# Assignment
Show every line in the entries below where the word "this" appears.

# Interface dataset entries
--- --- ---

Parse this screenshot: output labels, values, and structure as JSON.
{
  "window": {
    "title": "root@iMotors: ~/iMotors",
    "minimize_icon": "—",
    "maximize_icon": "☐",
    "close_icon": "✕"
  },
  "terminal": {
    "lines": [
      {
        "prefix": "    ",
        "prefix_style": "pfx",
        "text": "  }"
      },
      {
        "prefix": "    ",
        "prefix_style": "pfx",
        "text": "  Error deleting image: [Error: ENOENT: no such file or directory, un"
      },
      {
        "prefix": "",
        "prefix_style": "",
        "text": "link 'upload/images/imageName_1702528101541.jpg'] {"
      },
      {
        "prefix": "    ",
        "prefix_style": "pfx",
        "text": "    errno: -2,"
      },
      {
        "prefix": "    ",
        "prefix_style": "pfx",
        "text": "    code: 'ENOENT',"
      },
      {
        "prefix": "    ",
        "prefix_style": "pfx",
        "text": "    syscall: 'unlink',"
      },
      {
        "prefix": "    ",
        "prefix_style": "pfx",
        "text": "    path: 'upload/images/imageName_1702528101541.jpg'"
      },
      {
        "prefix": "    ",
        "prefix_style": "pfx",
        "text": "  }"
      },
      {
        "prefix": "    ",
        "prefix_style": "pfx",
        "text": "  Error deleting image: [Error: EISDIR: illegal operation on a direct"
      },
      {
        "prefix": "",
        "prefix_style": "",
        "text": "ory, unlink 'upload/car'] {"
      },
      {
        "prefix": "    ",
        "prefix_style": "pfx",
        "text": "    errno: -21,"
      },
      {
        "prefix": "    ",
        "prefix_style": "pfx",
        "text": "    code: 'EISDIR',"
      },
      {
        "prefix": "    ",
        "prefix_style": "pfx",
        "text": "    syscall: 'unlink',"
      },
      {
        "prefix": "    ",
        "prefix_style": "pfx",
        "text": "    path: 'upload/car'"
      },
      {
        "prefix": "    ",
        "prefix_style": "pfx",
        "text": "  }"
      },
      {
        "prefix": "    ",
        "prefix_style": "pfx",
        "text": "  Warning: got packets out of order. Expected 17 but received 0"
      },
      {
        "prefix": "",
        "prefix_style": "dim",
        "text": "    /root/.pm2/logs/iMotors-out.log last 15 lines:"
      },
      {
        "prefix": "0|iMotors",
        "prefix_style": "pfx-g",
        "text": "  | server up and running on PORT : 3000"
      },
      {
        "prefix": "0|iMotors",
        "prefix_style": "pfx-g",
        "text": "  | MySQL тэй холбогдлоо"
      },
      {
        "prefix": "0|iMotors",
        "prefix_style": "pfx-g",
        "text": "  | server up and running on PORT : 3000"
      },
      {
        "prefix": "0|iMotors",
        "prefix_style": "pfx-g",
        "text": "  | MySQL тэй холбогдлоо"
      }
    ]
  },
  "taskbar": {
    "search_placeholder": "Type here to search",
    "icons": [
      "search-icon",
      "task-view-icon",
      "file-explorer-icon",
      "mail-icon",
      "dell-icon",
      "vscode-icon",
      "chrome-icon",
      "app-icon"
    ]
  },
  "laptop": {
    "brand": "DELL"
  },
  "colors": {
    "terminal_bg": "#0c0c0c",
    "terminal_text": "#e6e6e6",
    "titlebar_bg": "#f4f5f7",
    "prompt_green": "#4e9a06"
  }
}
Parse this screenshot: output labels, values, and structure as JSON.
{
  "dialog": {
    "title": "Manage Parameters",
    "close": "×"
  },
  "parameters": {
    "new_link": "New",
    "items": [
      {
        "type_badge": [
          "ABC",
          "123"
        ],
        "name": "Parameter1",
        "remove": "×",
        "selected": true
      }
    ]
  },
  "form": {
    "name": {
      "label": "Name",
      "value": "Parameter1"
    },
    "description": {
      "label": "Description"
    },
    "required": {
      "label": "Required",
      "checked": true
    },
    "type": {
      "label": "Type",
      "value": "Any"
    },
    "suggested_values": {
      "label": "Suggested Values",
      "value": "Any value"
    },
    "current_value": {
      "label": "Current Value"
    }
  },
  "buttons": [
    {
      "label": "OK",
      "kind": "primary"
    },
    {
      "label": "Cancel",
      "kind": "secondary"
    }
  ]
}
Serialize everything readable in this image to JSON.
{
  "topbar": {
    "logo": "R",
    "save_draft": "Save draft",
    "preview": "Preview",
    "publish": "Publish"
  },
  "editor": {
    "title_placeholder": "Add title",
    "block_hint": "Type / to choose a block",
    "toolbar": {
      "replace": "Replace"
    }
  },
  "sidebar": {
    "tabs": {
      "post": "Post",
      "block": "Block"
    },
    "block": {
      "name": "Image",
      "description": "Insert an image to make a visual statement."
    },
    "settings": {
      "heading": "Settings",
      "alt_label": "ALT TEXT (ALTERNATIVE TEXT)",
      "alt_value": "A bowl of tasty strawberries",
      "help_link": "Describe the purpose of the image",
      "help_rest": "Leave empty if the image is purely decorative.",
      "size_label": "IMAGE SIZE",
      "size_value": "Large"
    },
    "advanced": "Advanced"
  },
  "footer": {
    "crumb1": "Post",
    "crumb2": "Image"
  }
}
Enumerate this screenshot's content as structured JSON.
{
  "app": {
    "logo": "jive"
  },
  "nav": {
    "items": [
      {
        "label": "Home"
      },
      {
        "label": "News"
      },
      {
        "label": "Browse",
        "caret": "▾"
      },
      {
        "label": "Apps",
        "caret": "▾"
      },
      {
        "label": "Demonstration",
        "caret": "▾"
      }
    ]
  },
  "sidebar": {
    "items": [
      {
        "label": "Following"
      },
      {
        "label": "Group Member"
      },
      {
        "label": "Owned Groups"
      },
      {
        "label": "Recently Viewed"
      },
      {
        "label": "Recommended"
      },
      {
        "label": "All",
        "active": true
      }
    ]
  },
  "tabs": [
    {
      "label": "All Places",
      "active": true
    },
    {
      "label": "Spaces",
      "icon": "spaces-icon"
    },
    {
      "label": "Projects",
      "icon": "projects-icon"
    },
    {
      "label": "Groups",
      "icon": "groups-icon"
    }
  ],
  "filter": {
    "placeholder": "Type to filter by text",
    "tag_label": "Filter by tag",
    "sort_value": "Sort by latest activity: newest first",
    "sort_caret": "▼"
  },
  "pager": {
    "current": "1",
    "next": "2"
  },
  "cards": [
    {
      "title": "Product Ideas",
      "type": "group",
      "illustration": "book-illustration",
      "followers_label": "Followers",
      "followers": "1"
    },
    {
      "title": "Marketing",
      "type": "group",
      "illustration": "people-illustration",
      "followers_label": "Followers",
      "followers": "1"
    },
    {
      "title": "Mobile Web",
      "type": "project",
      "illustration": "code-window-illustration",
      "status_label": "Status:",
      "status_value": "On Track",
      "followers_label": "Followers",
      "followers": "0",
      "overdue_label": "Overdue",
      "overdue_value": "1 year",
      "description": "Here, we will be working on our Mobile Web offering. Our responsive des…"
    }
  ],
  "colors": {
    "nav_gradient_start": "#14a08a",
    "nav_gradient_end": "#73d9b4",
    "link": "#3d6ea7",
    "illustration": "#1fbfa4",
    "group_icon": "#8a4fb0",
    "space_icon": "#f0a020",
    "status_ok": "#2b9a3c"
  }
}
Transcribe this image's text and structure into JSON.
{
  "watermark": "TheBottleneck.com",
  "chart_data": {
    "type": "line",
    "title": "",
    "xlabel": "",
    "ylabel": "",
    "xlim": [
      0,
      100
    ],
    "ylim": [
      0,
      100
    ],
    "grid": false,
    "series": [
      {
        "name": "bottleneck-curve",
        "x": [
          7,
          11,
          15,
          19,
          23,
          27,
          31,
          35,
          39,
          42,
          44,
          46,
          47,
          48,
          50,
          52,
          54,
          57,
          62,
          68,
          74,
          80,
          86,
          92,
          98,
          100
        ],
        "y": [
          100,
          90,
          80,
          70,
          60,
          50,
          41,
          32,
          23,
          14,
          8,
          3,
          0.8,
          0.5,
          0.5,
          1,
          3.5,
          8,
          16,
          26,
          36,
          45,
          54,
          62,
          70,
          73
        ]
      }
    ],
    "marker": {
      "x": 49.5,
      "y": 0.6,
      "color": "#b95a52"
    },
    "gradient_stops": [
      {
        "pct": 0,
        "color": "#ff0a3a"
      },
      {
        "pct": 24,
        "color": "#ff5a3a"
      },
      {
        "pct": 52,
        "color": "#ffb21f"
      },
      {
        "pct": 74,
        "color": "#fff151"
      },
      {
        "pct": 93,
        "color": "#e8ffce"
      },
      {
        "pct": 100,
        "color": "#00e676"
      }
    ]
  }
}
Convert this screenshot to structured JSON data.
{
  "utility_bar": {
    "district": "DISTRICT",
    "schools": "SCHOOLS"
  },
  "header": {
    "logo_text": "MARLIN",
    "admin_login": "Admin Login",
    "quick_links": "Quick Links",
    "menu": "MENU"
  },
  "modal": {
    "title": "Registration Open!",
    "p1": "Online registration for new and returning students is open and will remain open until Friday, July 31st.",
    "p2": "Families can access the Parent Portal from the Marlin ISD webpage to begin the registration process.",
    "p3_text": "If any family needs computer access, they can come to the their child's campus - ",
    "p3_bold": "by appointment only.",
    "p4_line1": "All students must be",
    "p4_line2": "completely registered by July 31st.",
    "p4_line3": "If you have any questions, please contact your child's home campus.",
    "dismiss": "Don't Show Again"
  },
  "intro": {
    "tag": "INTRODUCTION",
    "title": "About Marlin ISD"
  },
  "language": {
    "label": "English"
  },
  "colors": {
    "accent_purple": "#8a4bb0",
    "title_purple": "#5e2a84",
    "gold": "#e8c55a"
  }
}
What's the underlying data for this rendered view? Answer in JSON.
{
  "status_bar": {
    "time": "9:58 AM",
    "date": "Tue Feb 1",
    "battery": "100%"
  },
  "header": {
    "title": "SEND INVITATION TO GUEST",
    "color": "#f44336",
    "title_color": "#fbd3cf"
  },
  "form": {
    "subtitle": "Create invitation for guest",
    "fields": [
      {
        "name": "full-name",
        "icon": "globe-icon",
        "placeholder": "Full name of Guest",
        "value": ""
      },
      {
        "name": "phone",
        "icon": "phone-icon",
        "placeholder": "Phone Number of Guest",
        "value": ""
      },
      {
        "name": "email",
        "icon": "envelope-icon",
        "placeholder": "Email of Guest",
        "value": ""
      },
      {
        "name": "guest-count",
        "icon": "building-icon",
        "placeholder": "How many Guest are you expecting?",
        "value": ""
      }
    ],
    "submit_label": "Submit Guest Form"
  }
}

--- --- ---

# Answer box
Parse this screenshot: output labels, values, and structure as JSON.
Parse this screenshot: output labels, values, and structure as JSON.
Serialize everything readable in this image to JSON.
Enumerate this screenshot's content as structured JSON.
Transcribe this image's text and structure into JSON.
Convert this screenshot to structured JSON data.
What's the underlying data for this rendered view? Answer in JSON.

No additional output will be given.